* **WHAT THIS TASK INVOLVES**:
The required answer is a copy of each line in the entries below that includes "icon".

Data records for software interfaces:
....................

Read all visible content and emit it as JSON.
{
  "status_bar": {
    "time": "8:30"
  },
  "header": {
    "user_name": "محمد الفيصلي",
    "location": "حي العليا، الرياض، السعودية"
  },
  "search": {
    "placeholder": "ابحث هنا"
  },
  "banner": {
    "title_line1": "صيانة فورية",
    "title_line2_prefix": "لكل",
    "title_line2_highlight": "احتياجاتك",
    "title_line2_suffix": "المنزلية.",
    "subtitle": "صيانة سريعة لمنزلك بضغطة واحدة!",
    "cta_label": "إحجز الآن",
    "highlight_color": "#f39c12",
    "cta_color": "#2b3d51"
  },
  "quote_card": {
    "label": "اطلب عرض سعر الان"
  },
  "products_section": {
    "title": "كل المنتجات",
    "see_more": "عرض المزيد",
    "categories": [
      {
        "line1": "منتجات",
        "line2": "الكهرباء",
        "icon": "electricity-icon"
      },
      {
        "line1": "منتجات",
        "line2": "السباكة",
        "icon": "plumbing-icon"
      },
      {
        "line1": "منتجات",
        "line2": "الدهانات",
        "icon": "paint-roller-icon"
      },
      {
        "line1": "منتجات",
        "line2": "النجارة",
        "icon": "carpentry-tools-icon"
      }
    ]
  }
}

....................

* **ANSWER BELOW**:
        "icon": "electricity-icon"
        "icon": "plumbing-icon"
        "icon": "paint-roller-icon"
        "icon": "carpentry-tools-icon"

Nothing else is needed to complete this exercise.